    • Export Citation
  • Smith, J.S.C., Chin, E.C.L., Shu, H., Smith, O.S., Wall, S.J., Senior, M.L., Mitchell, S.E., Kresovich, S. & Ziegle, J. 1997 An evaluation of the utility of SSR loci as molecular markers in maize (Zea mays L.): Comparisons with data from RFLPs and pedigree Theor. Appl.
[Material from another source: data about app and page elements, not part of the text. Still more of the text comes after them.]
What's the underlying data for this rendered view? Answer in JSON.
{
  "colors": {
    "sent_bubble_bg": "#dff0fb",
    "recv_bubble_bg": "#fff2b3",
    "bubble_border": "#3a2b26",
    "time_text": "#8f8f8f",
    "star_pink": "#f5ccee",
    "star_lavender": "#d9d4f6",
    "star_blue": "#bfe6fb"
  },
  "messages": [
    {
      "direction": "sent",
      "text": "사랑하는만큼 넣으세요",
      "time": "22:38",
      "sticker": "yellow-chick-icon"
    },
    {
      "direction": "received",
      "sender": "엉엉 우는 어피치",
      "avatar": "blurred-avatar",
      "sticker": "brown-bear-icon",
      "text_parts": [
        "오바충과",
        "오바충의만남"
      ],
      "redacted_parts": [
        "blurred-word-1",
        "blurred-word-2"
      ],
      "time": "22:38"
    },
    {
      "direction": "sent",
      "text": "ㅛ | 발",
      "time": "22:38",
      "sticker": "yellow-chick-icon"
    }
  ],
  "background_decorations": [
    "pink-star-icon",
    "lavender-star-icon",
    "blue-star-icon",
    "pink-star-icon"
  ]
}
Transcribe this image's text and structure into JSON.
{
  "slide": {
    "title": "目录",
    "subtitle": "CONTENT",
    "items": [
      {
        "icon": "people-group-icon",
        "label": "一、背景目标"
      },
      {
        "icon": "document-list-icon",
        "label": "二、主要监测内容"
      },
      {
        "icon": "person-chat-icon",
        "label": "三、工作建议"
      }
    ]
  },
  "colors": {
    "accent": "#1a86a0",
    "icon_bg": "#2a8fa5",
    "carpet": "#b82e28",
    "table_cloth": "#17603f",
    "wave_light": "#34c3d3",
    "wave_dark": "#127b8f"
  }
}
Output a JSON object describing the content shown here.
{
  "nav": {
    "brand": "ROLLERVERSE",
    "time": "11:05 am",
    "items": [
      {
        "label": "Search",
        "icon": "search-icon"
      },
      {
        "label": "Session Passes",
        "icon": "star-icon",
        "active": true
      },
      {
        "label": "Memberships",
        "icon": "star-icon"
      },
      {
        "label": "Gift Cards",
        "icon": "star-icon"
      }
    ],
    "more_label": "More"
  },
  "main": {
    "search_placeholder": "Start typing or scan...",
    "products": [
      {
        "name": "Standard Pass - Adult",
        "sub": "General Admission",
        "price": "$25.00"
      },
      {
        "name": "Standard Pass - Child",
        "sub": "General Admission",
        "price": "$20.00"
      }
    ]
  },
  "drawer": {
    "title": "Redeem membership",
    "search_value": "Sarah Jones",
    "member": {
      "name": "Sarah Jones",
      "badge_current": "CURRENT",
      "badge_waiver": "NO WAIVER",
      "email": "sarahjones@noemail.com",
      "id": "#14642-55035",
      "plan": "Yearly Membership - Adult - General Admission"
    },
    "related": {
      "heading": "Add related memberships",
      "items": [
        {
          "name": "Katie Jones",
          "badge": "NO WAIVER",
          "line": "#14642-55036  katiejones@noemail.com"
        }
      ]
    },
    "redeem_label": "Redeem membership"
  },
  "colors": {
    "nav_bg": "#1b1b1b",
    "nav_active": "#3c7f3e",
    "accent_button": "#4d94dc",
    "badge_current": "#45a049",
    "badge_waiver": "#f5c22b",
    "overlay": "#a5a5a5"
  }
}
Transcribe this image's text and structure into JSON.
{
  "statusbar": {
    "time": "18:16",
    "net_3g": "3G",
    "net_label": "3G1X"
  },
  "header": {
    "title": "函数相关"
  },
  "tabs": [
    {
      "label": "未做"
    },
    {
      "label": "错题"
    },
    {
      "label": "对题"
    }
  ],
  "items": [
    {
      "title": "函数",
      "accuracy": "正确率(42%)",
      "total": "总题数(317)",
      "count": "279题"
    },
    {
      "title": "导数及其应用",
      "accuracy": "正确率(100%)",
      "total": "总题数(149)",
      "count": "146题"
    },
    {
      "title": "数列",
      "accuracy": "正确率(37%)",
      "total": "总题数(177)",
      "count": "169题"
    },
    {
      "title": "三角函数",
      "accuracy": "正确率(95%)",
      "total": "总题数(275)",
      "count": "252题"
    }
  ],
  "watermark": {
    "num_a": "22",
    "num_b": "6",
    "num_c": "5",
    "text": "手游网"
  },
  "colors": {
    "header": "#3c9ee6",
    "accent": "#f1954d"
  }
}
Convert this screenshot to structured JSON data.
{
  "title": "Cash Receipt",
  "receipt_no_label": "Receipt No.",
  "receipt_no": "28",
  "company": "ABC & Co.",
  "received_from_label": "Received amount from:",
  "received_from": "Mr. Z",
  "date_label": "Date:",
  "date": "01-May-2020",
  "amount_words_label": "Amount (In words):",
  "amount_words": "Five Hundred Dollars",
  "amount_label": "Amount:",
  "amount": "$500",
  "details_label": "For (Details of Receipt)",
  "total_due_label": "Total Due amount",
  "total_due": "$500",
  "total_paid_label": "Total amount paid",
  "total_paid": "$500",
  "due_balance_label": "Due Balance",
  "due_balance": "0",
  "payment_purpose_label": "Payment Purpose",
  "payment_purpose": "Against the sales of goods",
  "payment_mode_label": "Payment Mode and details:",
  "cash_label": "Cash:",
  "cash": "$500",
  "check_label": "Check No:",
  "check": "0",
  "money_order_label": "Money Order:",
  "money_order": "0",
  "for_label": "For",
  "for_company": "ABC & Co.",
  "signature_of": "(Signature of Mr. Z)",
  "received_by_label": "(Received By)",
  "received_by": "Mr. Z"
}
Genet. 95 163 173

    • Search Google Scholar
    • Export Citation
  • Sneath, P.H.A. & Sokal, R.R. 1973 Numerical taxonomy: The principles and practice of numerical classification Freeman San Francisco, CA

    • Export Citation
  • Swofford, D.L. 1998 PAUP: Phylogenetic analysis using parsimony (and other methods). Version 4 Sineauer Assoc Sunderland, MA

    • Export Citation
  • Terzopoulos, P.J., Kolano, B., Bebeli, P.J., Kaltsikes, P.J. & Metzidakis, I. 2005 Identification of Olea europaea L. cultivars using inter-simple sequence repeat markers Sci. Hort. 105 45 51

    • Search Google Scholar
    • Export Citation
  • Vijayan, K. & Chatterjee, S.N. 2003 ISSR profiling of Indian cultivars of mulberry (Morus spp.) and its relevance to breeding programs Euphytica 131 53 63

    • Search Google Scholar
    • Export Citation
  • Vijayan, K., Srivatsava, P.P., Nair, C.V., Awasthi, A.K., Tikader, A., Sreenivasa, B. & Urs, S.R. 2006a Molecular characterization and identification of markers associated with yield traits in mulberry using ISSR markers Plant Breed. 125 298 301

    • Search Google Scholar
    • Export Citation
  • Vijayan, K., Tikader, A., Kar, P.K., Srivatsava, P.P., Awasthi, A.K., Thangavelu, K. & Seratchandra, B. 2006b Assessment of genetic relationships between wild and cultivated mulberry (Morus) species using PCR based markers Genet. Resources Crop Evol. 53 873 882

    • Search Google Scholar
    • Export Citation
  • Watkins, R. 1976 Cherry, plum, peach, apricot and almond 242 247 Simmonds N.W. Evolution of crop plants. Longman London, UK

    • Export Citation
  • Zohary, D. 1992 Is the European plum, Prunus domestica L., a P. cerasifera Ehrh. × P. spinosa L. allo-polyploid? Euphytica 60 75 77

All Time Past Year Past 30 Days
Abstract Views 0 0 0
Full Text Views 357 112 11
PDF Downloads 101 55 9